The End of the World

Thirty-Third Sunday of the Year. Mal 3:19-20a; Ps 98:5-9; 2 Thes 3:7-12; Lk 21:5-19

Today’s readings approaching the end of the liturgical year begin to focus on the theme of the end of the world. The Prophet Malachi in today’s First Reading describes a Day of Judgment in which the coming of daylight, the rising of the sun, brings a blazing furnace to evildoers, but ‘healing rays’ to those who fear the Lord’s name. In the Gospel, Jesus combines two themes: in the near future, a prophecy of the destruction of the Jerusalem Temple and, in the more distant future, a prophecy of the events preceding the end of the world. It is these themes I would like to explore in today’s brief homily.

First, with regard to the near future, in 70AD, forty years after the Jesus’ words, four Roman legions under the future emperor Titus, besieged, conquered and razed much of the city of Jerusalem. In one of the most traumatic events in the history of the Jewish people, the Temple itself was torn down, as Jesus had warned, so that there was not left ‘a stone upon another stone’. All that is believed to remain of the structure today is not the Temple itself, but part of the edge of the great platform built by Herod; today this is called the Western or Wailing Wall. With no place of sacrifice, the Jewish priesthood also came to an end. For those seeking a meaning to such an apparent disaster, such a cataclysmic event might simply stand forever as a grim moral warning against hubris. The Jerusalem Temple at the time of Christ was one of the wonders of the ancient world; its destruction could be interpreted merely as one of many object lessons showing that even the greatest human achievements can quickly be swept away. For the early Christians, however, the significance of the destruction of the Temple was essentially spiritual. With the new and final covenant, God had brought the earlier, preparatory phase of salvation history to a close. In place of the sacrifices of animals, God had provided a new sacrifice, the Lamb of God who takes away the sins of the world. In place of the Order of Aaron, God had established a new priesthood of the Order of Melchizedek, what we today call the Catholic priesthood. In place of the one Temple, God had provided many places to offer the new sacrifice, the Sacrifice of the Mass. Indeed, although it is hard to give a precise measure, the Sacrifice of the Mass is probably being offered in about a third of a million different churches this Sunday in almost every country of the world, including our own church of St. Ambrose. So the faith of the Jewish people over so many centuries has bourne fruit in the most unexpected way among the Gentiles. This is also the fulfillment of the ancient prophecy of Malachi (1:11), “From the rising of the sun to its setting [from ‘East to West’] my name is great among the nations, and in every place incense is offered to my name, and a pure offering; for my name is great among the nations, says the LORD of hosts.” This pure offering to which the prophet referred is Jesus Christ himself, not offered in only one location, only one Temple, but now in every place among the nations.

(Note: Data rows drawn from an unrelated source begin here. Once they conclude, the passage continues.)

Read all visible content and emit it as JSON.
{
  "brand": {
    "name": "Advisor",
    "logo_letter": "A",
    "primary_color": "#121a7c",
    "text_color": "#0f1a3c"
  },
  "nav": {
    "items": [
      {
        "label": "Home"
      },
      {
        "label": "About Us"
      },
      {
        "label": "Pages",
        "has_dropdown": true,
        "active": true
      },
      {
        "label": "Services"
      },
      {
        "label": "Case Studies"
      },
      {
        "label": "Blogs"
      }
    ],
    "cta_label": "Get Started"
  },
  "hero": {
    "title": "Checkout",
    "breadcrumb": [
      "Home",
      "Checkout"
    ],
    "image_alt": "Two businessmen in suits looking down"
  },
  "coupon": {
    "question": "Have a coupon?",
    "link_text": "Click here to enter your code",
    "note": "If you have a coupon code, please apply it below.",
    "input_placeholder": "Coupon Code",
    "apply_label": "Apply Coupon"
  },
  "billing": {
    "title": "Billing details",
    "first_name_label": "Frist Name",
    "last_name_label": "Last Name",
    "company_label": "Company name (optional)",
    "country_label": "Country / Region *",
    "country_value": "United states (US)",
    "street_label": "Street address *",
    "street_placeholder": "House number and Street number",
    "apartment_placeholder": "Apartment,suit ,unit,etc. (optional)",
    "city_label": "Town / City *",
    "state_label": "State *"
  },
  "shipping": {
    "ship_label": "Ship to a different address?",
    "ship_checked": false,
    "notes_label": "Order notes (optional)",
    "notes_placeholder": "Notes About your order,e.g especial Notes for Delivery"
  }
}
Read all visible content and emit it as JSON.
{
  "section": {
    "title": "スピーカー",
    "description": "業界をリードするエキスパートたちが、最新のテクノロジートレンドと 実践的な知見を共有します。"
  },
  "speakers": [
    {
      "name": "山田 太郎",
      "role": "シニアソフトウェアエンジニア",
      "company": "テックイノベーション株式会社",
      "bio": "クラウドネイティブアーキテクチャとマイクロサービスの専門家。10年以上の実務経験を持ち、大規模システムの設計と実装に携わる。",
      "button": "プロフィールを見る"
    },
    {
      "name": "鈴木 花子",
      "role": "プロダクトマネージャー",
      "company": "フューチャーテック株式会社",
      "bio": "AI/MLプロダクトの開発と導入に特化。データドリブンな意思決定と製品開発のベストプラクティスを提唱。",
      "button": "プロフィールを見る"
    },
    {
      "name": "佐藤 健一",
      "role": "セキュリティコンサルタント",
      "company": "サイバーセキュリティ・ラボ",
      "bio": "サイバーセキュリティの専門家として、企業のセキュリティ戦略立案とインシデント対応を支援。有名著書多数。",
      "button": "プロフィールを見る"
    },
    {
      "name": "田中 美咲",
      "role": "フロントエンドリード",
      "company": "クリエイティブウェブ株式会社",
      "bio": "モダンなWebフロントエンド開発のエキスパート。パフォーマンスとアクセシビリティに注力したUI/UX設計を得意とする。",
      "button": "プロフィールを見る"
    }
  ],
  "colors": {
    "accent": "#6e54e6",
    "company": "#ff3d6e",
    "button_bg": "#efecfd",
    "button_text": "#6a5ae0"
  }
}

However, Jesus’ prophecy not only refers to an event in our past, the destruction of the Temple, but also to those in our future. When questioned, he speaks of the wars, natural disasters, signs and persecutions that will precede the end of the world. Now, when talking about the end of the world there is an important warning that must always be kept in mind. For the last two thousand years, many people have claimed to predict the actual time of the end based on their reading of Scripture. However, these people do not really know Scripture, or at least they have not properly understood today’s Gospel. Jesus explicitly warns, “See that you not be deceived, for many will come in my name, saying, ‘I am he,’ and ‘the time has come.’ Do not follow them!” In commenting on this, St Augustine confirms that we are entirely ignorant about whether the end of the world will be within any given number of years, whether ten thousand or twenty thousand, or within two or three. If we did know, it would do us harm rather than good. If, therefore, anyone appears saying that the end is at hand, do not follow them. Nevertheless, the sense of living within the last days is not an entirely mistaken instinct. Christians in every age from the first century until today have experienced wars, natural disasters, signs and persecutions, all of which are prefigurements of the end times. What these do at least serve to remind us of is that this world is finite. This world is of the greatest importance as the place and opportunity of our salvation, but it will come to an end. Our task is to repent and be spiritually fruitful in the time that is given to us.

Fr. Andrew Pinsent, St. Ambrose Church, 18th November 2007

^ Back to Top